Harry enlisted on January 31, 1941 and moved to the Air Corps sometime in 1942. Details are unclear. His service file was destroyed in the 1973 fire at the St. Louis records center, three years before I began researching his death. The family kept dozens of his letters, the last one dated November 21, 1943, but it is the nature of family correspondence and wartime censorship that they say much but reveal little. The letters were photographed and reduced to save space, small snapshots in miniature envelopes, like snowflakes, each different, but the same. He enjoyed the kosher restaurant in London, especially the luxshen soup, and planned to eat there every time he was in the city. He went to services, commented that they were Orthodox, and said that his father, Long Branch’s shochet, would have been proud that he had followed along. He promised his mother he would take care. They continued to write to him until the end of November.

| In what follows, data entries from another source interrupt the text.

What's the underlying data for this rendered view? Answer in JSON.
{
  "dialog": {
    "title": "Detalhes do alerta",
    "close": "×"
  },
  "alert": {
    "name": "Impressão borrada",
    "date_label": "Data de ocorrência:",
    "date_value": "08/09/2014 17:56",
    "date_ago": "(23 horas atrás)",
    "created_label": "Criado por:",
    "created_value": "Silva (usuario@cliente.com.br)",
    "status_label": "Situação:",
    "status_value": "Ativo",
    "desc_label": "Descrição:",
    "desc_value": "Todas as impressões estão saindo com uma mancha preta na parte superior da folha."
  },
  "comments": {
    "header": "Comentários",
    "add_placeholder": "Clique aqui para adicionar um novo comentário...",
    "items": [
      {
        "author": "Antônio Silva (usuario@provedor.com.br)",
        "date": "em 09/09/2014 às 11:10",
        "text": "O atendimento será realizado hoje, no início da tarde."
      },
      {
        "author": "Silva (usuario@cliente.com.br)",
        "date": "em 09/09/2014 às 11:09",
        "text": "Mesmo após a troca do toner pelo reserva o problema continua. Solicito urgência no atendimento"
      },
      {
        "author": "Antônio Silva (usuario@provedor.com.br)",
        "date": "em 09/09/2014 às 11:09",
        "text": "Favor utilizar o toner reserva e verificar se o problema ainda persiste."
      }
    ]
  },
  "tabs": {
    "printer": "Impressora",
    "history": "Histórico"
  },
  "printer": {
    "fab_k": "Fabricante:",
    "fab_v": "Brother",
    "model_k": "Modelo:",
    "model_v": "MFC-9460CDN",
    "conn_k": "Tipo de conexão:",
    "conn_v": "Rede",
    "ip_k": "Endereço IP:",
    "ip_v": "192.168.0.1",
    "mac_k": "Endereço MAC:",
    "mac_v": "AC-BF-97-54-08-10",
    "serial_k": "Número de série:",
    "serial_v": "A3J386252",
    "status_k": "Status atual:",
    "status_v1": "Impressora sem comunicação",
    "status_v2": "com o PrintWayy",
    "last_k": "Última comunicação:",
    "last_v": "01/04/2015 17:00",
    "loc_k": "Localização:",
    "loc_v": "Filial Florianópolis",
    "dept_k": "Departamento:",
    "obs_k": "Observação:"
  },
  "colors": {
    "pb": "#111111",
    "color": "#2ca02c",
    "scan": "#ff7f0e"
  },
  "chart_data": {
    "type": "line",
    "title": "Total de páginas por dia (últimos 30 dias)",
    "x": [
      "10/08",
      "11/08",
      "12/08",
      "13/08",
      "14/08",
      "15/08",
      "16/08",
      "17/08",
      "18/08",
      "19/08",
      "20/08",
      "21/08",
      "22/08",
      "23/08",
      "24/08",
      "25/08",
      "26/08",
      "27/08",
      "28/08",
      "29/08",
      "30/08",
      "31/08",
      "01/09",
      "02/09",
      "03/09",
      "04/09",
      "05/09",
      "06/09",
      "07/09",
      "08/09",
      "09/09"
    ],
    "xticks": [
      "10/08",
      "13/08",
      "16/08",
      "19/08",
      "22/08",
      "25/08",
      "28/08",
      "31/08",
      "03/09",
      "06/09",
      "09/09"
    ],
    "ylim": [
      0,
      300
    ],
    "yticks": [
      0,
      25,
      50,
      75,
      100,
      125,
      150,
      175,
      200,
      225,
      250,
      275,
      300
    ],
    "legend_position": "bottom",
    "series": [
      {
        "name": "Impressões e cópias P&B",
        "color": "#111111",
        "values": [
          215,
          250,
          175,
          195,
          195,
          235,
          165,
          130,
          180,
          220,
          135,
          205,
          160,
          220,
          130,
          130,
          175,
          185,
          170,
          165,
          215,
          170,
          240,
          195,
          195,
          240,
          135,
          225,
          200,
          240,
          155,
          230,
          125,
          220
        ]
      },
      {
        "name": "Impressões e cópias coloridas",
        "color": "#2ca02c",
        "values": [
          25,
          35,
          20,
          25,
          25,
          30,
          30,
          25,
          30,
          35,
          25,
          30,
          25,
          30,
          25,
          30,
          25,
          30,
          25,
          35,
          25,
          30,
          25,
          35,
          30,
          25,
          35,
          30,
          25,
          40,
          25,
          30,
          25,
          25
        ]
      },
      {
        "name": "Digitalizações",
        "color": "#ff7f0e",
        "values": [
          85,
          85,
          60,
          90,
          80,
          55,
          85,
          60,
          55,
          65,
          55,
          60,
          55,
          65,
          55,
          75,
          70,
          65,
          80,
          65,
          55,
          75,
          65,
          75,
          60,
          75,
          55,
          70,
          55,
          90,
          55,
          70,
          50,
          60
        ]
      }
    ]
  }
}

No one saw the plane crash, no bodies were found, no prisoner of war records suggest he or anyone survived. Except for family memories and a few lines of text there is almost no evidence at all that any of this ever happened, except that in a brief moment of time, 70 years ago, my uncle and nine others flew into a cloud and disappeared. More could be said about him, reconstructed from letters and conversations. But the central question remains, a void that opened in the heart of my father’s family and which set wheels into motion, unknowable causes and unquantifiable effects.

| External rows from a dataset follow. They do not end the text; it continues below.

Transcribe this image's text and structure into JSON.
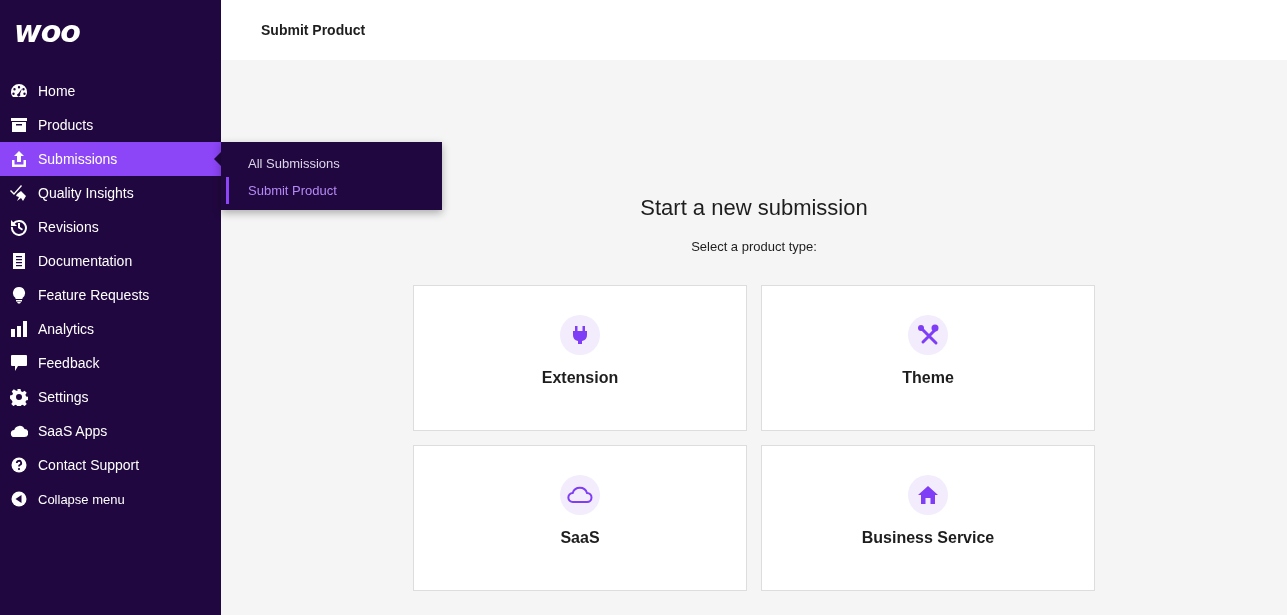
{
  "header": {
    "title": "Submit Product"
  },
  "sidebar": {
    "logo": "woo",
    "items": [
      {
        "label": "Home",
        "selected": false
      },
      {
        "label": "Products",
        "selected": false
      },
      {
        "label": "Submissions",
        "selected": true
      },
      {
        "label": "Quality Insights",
        "selected": false
      },
      {
        "label": "Revisions",
        "selected": false
      },
      {
        "label": "Documentation",
        "selected": false
      },
      {
        "label": "Feature Requests",
        "selected": false
      },
      {
        "label": "Analytics",
        "selected": false
      },
      {
        "label": "Feedback",
        "selected": false
      },
      {
        "label": "Settings",
        "selected": false
      },
      {
        "label": "SaaS Apps",
        "selected": false
      },
      {
        "label": "Contact Support",
        "selected": false
      }
    ],
    "collapse": "Collapse menu"
  },
  "submenu": {
    "items": [
      {
        "label": "All Submissions",
        "selected": false
      },
      {
        "label": "Submit Product",
        "selected": true
      }
    ]
  },
  "main": {
    "heading": "Start a new submission",
    "subheading": "Select a product type:",
    "cards": [
      {
        "label": "Extension"
      },
      {
        "label": "Theme"
      },
      {
        "label": "SaaS"
      },
      {
        "label": "Business Service"
      }
    ]
  }
}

One death among more than 26,000 killed in action in the Eighth Air Force alone, a tiny grain of sand among the tens of millions killed during World War II. Finite moments of suffering registered against the uncountable. How do we begin to measure? A few years ago I took a brief flight in one of the few surviving B-17s and we flew lazily from Westchester to West Point and back on an overcast summer day. The machine is unspeakably loud, its interior constructed only of sharp right angles of metal. We flew at only a few hundred feet, not thousands. There was no cold, no frostbite, plenty of oxygen, the modernized machine was in top condition, and no one was trying to kill us. I was utterly terrified the entire time. The terror of a real combat mission remains, to me at least, unmeasurable. And what of the terror of falling, toward the North Sea, grey and hard as cement? What of the spinning? Burning? Bleeding? Who can say? Two B-17s were lost that day. One crew member froze to death.
Others survived. Harry’s brother, my uncle Sid, the garrulous and outgoing one, was severely wounded on Guam. The fragments of Japanese shrapnel he carried were somehow never quite real to me, although he would rub the spots all the years I knew him. He didn’t know why he had been permitted to live. Uncle Sam, a little over five feet tall, quiet and withdrawn, went to the Philippines and Japan as part of the occupation force. My father, the baby, with 18 years between him and the oldest, was in the Navy at the end of the war, so perhaps I owe my existence to the Enola Gay. The family went on, except it didn’t. It was said that my grandmother was never the same after Harry. She died in 1949. The seven siblings produced only two in the next generation, my sister and I. Sitting on the porch of what had been my grandparents’ house with my aunts and uncles during hot summer nights in the 1960s, fireflies running riot in the yard below, a void was evident, even to a child. Something had been lost, something was missing, a spark had gone out of one Jewish family from the Shore. They had retreated into themselves.
Or perhaps it was just me. How I hate mysteries. But some mysteries cannot be explained, we only get so close but no further. Still, we go on.
Alex Joffe is an archaeologist and historian. His website is alexanderjoffe.net.